#### [GIVEN ENTRIES]
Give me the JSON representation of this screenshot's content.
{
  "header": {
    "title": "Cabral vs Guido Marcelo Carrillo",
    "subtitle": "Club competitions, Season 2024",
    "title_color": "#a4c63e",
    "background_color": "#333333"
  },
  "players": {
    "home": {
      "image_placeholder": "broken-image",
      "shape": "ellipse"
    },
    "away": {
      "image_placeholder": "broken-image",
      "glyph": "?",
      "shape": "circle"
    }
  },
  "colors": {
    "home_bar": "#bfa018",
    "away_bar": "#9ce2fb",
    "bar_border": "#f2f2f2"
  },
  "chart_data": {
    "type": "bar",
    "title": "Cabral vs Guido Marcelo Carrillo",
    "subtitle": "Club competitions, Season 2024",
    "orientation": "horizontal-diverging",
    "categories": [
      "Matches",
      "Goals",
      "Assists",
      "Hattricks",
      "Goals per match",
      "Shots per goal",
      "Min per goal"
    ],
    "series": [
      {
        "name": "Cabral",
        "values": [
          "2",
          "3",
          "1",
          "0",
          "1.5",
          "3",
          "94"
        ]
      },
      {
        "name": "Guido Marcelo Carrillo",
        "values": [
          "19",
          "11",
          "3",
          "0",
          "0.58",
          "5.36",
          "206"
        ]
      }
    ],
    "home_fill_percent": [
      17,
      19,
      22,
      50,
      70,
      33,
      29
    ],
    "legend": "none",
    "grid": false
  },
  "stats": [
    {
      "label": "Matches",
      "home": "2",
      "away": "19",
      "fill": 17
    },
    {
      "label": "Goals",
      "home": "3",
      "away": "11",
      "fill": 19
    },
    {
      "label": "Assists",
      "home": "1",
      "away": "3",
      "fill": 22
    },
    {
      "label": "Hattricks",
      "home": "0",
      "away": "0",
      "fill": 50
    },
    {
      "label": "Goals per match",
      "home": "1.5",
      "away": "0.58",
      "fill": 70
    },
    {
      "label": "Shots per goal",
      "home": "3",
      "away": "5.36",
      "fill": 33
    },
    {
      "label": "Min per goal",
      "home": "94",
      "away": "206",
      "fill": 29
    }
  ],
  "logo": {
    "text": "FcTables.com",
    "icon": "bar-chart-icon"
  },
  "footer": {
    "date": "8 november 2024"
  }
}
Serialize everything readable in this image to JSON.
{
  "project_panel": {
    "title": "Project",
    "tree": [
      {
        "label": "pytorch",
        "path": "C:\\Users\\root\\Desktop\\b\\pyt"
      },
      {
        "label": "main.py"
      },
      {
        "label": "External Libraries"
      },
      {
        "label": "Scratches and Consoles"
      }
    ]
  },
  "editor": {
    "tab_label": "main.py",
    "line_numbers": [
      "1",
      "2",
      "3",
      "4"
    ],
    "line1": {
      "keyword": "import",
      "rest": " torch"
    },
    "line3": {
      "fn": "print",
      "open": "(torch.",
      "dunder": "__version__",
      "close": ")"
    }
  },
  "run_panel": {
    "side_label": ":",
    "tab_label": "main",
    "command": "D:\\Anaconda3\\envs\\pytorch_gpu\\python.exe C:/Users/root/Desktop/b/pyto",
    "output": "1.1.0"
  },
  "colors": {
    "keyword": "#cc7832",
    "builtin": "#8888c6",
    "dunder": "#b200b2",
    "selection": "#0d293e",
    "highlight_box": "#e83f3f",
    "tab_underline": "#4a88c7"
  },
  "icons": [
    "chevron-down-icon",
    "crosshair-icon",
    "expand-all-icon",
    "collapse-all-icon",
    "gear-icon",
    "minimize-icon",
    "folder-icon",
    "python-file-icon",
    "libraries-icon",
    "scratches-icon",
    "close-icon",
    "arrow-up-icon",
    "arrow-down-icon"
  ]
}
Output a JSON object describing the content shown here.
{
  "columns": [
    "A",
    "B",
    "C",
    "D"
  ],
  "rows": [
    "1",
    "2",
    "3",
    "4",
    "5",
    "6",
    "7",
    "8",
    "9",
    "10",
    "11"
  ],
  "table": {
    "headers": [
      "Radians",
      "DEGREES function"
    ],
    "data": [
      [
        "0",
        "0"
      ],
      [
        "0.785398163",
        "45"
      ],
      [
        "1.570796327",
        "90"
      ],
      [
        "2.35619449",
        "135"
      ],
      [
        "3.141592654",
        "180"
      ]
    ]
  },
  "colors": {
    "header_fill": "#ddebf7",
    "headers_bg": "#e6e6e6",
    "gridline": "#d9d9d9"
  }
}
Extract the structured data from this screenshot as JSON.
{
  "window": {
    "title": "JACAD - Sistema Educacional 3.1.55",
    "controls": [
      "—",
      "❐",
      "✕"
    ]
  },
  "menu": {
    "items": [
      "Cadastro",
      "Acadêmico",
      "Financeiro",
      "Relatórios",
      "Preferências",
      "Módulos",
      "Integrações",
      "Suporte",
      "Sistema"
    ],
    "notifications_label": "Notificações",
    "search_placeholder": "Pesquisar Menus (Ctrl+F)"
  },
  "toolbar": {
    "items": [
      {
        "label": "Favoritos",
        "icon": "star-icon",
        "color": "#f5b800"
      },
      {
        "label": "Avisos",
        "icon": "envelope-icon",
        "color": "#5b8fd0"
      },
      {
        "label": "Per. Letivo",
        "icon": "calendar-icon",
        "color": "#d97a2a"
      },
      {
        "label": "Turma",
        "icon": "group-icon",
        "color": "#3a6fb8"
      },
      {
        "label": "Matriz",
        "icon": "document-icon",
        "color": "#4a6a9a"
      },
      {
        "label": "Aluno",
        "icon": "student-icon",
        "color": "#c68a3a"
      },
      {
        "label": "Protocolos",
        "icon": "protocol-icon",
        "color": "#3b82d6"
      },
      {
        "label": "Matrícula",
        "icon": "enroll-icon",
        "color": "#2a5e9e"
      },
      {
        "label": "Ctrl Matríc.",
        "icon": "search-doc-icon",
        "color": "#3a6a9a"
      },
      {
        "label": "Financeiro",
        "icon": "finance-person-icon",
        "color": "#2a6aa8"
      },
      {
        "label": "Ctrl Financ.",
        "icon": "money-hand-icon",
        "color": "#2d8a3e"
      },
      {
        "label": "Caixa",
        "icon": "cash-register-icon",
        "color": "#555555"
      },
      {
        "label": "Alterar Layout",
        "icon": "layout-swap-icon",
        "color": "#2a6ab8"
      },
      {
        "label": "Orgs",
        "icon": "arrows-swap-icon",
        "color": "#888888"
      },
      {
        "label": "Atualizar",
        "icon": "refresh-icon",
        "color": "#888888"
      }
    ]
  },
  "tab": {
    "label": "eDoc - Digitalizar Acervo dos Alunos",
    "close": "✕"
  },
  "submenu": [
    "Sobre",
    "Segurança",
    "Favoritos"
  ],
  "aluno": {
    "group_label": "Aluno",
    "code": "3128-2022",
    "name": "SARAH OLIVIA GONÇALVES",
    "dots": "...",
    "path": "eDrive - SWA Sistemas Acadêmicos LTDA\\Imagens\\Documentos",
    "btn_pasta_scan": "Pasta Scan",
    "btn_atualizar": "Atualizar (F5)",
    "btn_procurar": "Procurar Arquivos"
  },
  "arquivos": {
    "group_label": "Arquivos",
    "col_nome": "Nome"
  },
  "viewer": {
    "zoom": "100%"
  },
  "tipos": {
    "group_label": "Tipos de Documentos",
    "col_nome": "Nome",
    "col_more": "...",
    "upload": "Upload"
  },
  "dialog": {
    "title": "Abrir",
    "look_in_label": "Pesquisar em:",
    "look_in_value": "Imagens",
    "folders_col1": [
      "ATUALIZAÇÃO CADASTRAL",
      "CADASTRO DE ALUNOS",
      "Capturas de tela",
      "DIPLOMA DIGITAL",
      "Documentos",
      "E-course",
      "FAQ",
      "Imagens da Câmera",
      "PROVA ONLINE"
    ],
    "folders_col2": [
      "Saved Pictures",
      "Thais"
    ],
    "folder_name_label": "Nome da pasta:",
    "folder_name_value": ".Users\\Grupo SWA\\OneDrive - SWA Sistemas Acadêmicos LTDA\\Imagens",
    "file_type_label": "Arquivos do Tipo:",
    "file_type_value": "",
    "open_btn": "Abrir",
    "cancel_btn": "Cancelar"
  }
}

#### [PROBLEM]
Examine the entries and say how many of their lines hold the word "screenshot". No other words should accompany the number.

#### [OUTPUT FOR THIS TASK]
2